* **Exercise**
Please tally how many lines in the entries below include the word "JSON", giving only the number.

++++ Data under study ++++

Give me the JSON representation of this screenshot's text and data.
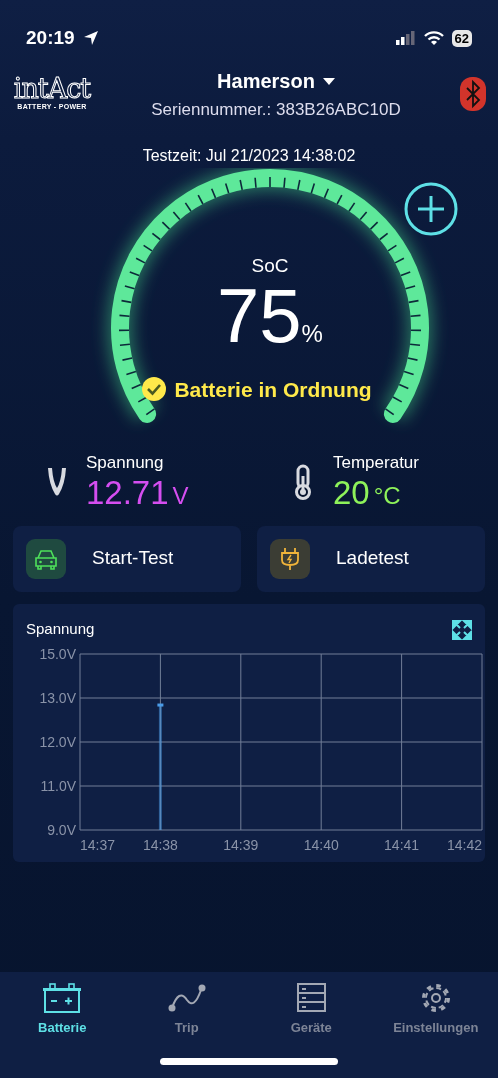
{
  "status_bar": {
    "time": "20:19",
    "battery": "62"
  },
  "header": {
    "logo": "intAct",
    "logo_tagline": "BATTERY - POWER",
    "device": "Hamerson",
    "serial": "Seriennummer.: 383B26ABC10D"
  },
  "test_time": "Testzeit: Jul 21/2023 14:38:02",
  "gauge": {
    "label": "SoC",
    "value": "75",
    "unit": "%",
    "status": "Batterie in Ordnung"
  },
  "readings": [
    {
      "kind": "voltage",
      "label": "Spannung",
      "value": "12.71",
      "unit": "V",
      "color": "#d54ef0"
    },
    {
      "kind": "temperature",
      "label": "Temperatur",
      "value": "20",
      "unit": "°C",
      "color": "#8ef25a"
    }
  ],
  "actions": [
    {
      "kind": "car",
      "label": "Start-Test"
    },
    {
      "kind": "plug",
      "label": "Ladetest"
    }
  ],
  "chart": {
    "title": "Spannung",
    "y_labels": [
      "15.0V",
      "13.0V",
      "12.0V",
      "11.0V",
      "9.0V"
    ],
    "x_labels": [
      "14:37",
      "14:38",
      "14:39",
      "14:40",
      "14:41",
      "14:42"
    ]
  },
  "tabs": [
    {
      "kind": "battery",
      "label": "Batterie",
      "selected": true
    },
    {
      "kind": "trip",
      "label": "Trip",
      "selected": false
    },
    {
      "kind": "devices",
      "label": "Geräte",
      "selected": false
    },
    {
      "kind": "settings",
      "label": "Einstellungen",
      "selected": false
    }
  ]
}
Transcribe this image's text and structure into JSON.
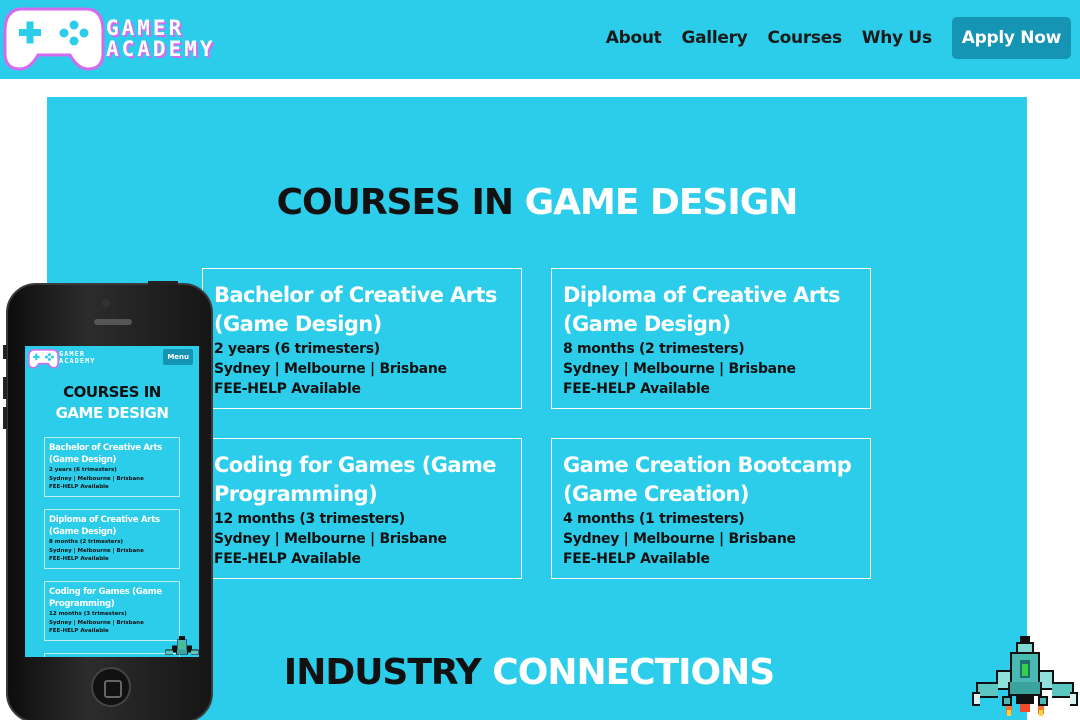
{
  "header": {
    "logo_line1": "GAMER",
    "logo_line2": "ACADEMY",
    "nav": [
      "About",
      "Gallery",
      "Courses",
      "Why Us"
    ],
    "cta": "Apply Now"
  },
  "courses_section": {
    "title_dark": "COURSES IN",
    "title_light": "GAME DESIGN",
    "courses": [
      {
        "title": "Bachelor of Creative Arts (Game Design)",
        "duration": "2 years (6 trimesters)",
        "locations": "Sydney | Melbourne | Brisbane",
        "funding": "FEE-HELP Available"
      },
      {
        "title": "Diploma of Creative Arts (Game Design)",
        "duration": "8 months (2 trimesters)",
        "locations": "Sydney | Melbourne | Brisbane",
        "funding": "FEE-HELP Available"
      },
      {
        "title": "Coding for Games (Game Programming)",
        "duration": "12 months (3 trimesters)",
        "locations": "Sydney | Melbourne | Brisbane",
        "funding": "FEE-HELP Available"
      },
      {
        "title": "Game Creation Bootcamp (Game Creation)",
        "duration": "4 months (1 trimesters)",
        "locations": "Sydney | Melbourne | Brisbane",
        "funding": "FEE-HELP Available"
      }
    ]
  },
  "industry_section": {
    "title_dark": "INDUSTRY",
    "title_light": "CONNECTIONS"
  },
  "mobile": {
    "logo_line1": "GAMER",
    "logo_line2": "ACADEMY",
    "menu": "Menu",
    "title_dark": "COURSES IN",
    "title_light": "GAME DESIGN"
  },
  "colors": {
    "brand_cyan": "#2bcdea",
    "button_blue": "#1594b3",
    "logo_shadow": "#d26bf0"
  },
  "icons": [
    "gamepad-logo-icon",
    "pixel-spaceship-icon"
  ]
}
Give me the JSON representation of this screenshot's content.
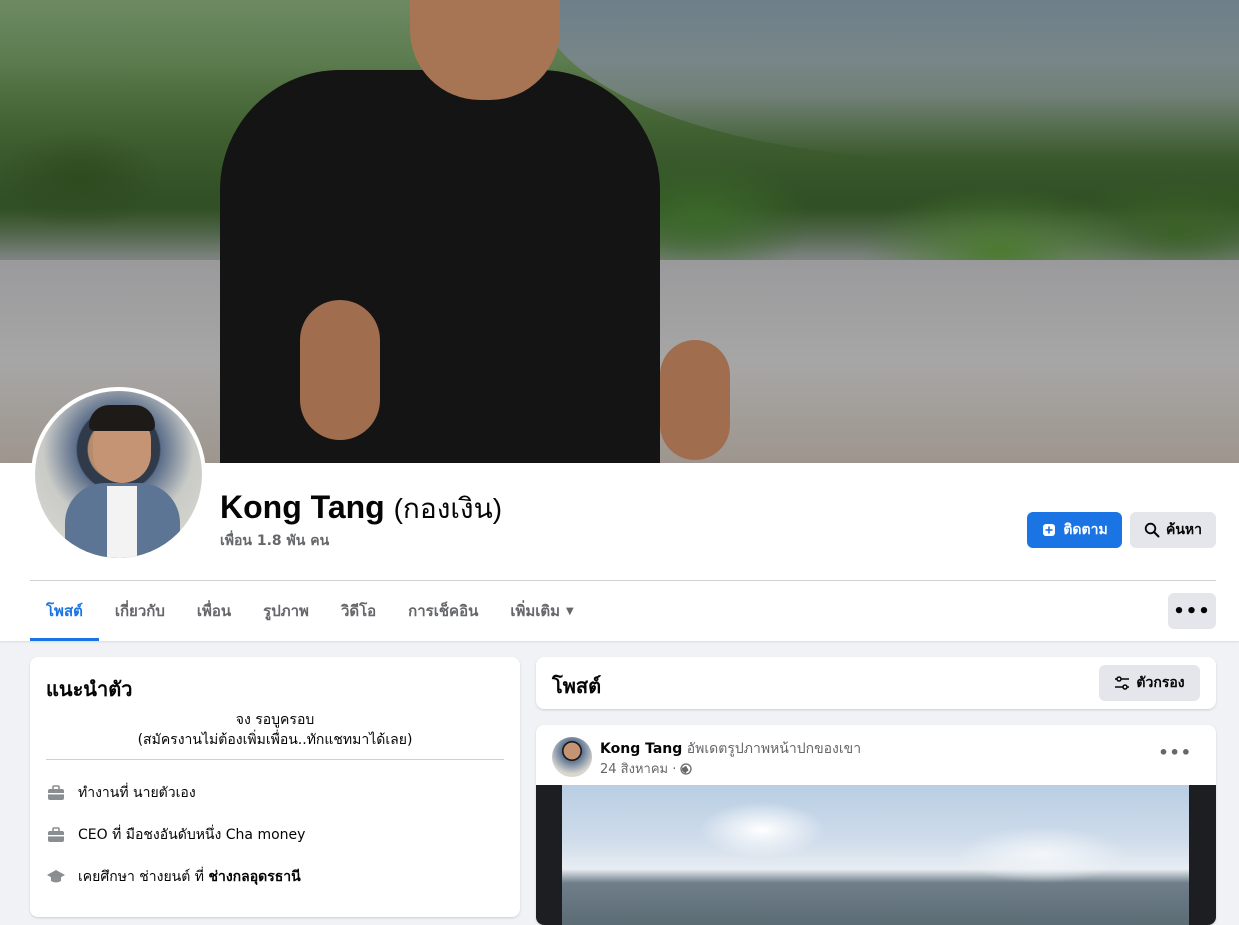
{
  "profile": {
    "name": "Kong Tang",
    "alt_name": "(กองเงิน)",
    "friends": "เพื่อน 1.8 พัน คน"
  },
  "actions": {
    "follow_label": "ติดตาม",
    "search_label": "ค้นหา"
  },
  "tabs": [
    {
      "label": "โพสต์"
    },
    {
      "label": "เกี่ยวกับ"
    },
    {
      "label": "เพื่อน"
    },
    {
      "label": "รูปภาพ"
    },
    {
      "label": "วิดีโอ"
    },
    {
      "label": "การเช็คอิน"
    },
    {
      "label": "เพิ่มเติม"
    }
  ],
  "more_menu": "•••",
  "intro": {
    "title": "แนะนำตัว",
    "bio_line1": "จง รอบูครอบ",
    "bio_line2": "(สมัครงานไม่ต้องเพิ่มเพื่อน..ทักแชทมาได้เลย)",
    "rows": [
      {
        "icon": "briefcase-icon",
        "text": "ทำงานที่ นายตัวเอง",
        "bold": ""
      },
      {
        "icon": "briefcase-icon",
        "text": "CEO ที่ มือชงอันดับหนึ่ง Cha money",
        "bold": ""
      },
      {
        "icon": "graduation-cap-icon",
        "text": "เคยศึกษา ช่างยนต์ ที่ ",
        "bold": "ช่างกลอุดรธานี"
      }
    ]
  },
  "posts": {
    "title": "โพสต์",
    "filter_label": "ตัวกรอง"
  },
  "post": {
    "author": "Kong Tang",
    "action": "อัพเดตรูปภาพหน้าปกของเขา",
    "date": "24 สิงหาคม ·",
    "menu": "•••"
  },
  "colors": {
    "accent": "#1b74e4",
    "background": "#f0f2f5",
    "secondary_text": "#65676b",
    "button_gray": "#e4e6eb"
  }
}
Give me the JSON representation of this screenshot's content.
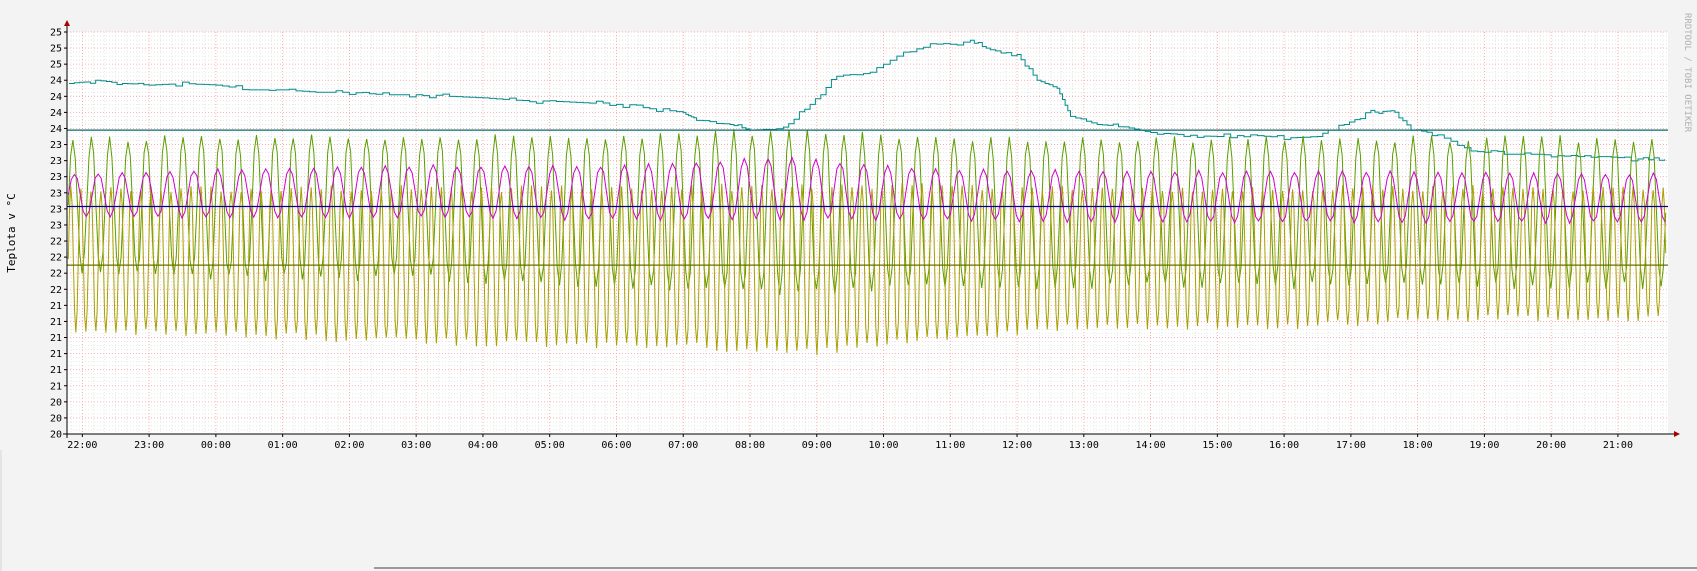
{
  "chart_data": {
    "type": "line",
    "ylabel": "Teplota v °C",
    "watermark": "RRDTOOL / TOBI OETIKER",
    "y_tick_labels": [
      "25",
      "25",
      "25",
      "24",
      "24",
      "24",
      "24",
      "23",
      "23",
      "23",
      "23",
      "23",
      "23",
      "22",
      "22",
      "22",
      "22",
      "21",
      "21",
      "21",
      "21",
      "21",
      "21",
      "20",
      "20",
      "20"
    ],
    "ylim": [
      20.0,
      25.0
    ],
    "x_tick_labels": [
      "22:00",
      "23:00",
      "00:00",
      "01:00",
      "02:00",
      "03:00",
      "04:00",
      "05:00",
      "06:00",
      "07:00",
      "08:00",
      "09:00",
      "10:00",
      "11:00",
      "12:00",
      "13:00",
      "14:00",
      "15:00",
      "16:00",
      "17:00",
      "18:00",
      "19:00",
      "20:00",
      "21:00"
    ],
    "xlim_hours": [
      21.77,
      45.75
    ],
    "grid": true,
    "colors": {
      "background": "#ffffff",
      "major_grid": "#ff9d9d",
      "minor_grid": "#d9d9d9",
      "axis": "#000000",
      "arrow": "#aa0000"
    },
    "series": [
      {
        "color": "#008c8c",
        "kind": "steps",
        "points": [
          [
            21.8,
            24.36
          ],
          [
            22.2,
            24.4
          ],
          [
            22.6,
            24.36
          ],
          [
            23.0,
            24.34
          ],
          [
            23.5,
            24.36
          ],
          [
            24.0,
            24.34
          ],
          [
            24.5,
            24.28
          ],
          [
            25.0,
            24.28
          ],
          [
            25.5,
            24.25
          ],
          [
            26.0,
            24.25
          ],
          [
            26.5,
            24.22
          ],
          [
            27.0,
            24.22
          ],
          [
            27.5,
            24.2
          ],
          [
            28.0,
            24.18
          ],
          [
            28.5,
            24.15
          ],
          [
            29.0,
            24.14
          ],
          [
            29.5,
            24.12
          ],
          [
            30.0,
            24.1
          ],
          [
            30.5,
            24.05
          ],
          [
            31.0,
            24.0
          ],
          [
            31.2,
            23.9
          ],
          [
            31.7,
            23.85
          ],
          [
            32.0,
            23.78
          ],
          [
            32.5,
            23.8
          ],
          [
            32.9,
            24.1
          ],
          [
            33.3,
            24.45
          ],
          [
            33.8,
            24.5
          ],
          [
            34.3,
            24.75
          ],
          [
            34.8,
            24.85
          ],
          [
            35.3,
            24.88
          ],
          [
            35.6,
            24.78
          ],
          [
            36.0,
            24.72
          ],
          [
            36.3,
            24.4
          ],
          [
            36.6,
            24.3
          ],
          [
            36.8,
            23.95
          ],
          [
            37.2,
            23.85
          ],
          [
            37.6,
            23.82
          ],
          [
            38.0,
            23.75
          ],
          [
            38.5,
            23.72
          ],
          [
            39.0,
            23.7
          ],
          [
            39.5,
            23.72
          ],
          [
            40.0,
            23.68
          ],
          [
            40.5,
            23.7
          ],
          [
            40.9,
            23.85
          ],
          [
            41.3,
            24.0
          ],
          [
            41.6,
            24.02
          ],
          [
            41.9,
            23.8
          ],
          [
            42.3,
            23.72
          ],
          [
            42.8,
            23.52
          ],
          [
            43.3,
            23.48
          ],
          [
            43.8,
            23.48
          ],
          [
            44.3,
            23.45
          ],
          [
            44.8,
            23.45
          ],
          [
            45.3,
            23.42
          ],
          [
            45.7,
            23.4
          ]
        ]
      },
      {
        "color": "#5a9e00",
        "kind": "oscillation",
        "period_min": 16.5,
        "bands": [
          [
            21.8,
            22.0,
            23.7
          ],
          [
            24.0,
            21.9,
            23.75
          ],
          [
            27.0,
            21.9,
            23.75
          ],
          [
            30.0,
            21.8,
            23.75
          ],
          [
            32.5,
            21.7,
            23.82
          ],
          [
            35.0,
            21.8,
            23.72
          ],
          [
            38.0,
            21.8,
            23.72
          ],
          [
            41.0,
            21.8,
            23.72
          ],
          [
            44.0,
            21.8,
            23.72
          ],
          [
            45.7,
            21.8,
            23.7
          ]
        ]
      },
      {
        "color": "#a9a000",
        "kind": "oscillation",
        "period_min": 9.0,
        "bands": [
          [
            21.8,
            21.25,
            23.1
          ],
          [
            24.0,
            21.2,
            23.1
          ],
          [
            27.0,
            21.1,
            23.1
          ],
          [
            31.0,
            21.05,
            23.1
          ],
          [
            32.7,
            20.95,
            23.15
          ],
          [
            34.5,
            21.1,
            23.15
          ],
          [
            37.0,
            21.3,
            23.1
          ],
          [
            40.0,
            21.3,
            23.1
          ],
          [
            43.0,
            21.4,
            23.1
          ],
          [
            45.7,
            21.4,
            23.1
          ]
        ]
      },
      {
        "color": "#d000d0",
        "kind": "oscillation",
        "period_min": 21.5,
        "bands": [
          [
            21.8,
            22.7,
            23.25
          ],
          [
            24.0,
            22.68,
            23.3
          ],
          [
            27.0,
            22.68,
            23.35
          ],
          [
            30.0,
            22.65,
            23.35
          ],
          [
            32.5,
            22.65,
            23.45
          ],
          [
            35.0,
            22.65,
            23.3
          ],
          [
            38.0,
            22.62,
            23.28
          ],
          [
            41.0,
            22.62,
            23.28
          ],
          [
            44.0,
            22.62,
            23.25
          ],
          [
            45.7,
            22.62,
            23.25
          ]
        ]
      }
    ],
    "hlines": [
      {
        "value": 23.78,
        "color": "#006e6e"
      },
      {
        "value": 22.83,
        "color": "#00008c"
      },
      {
        "value": 22.1,
        "color": "#6b6b00"
      }
    ]
  }
}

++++

* **Task answer**
4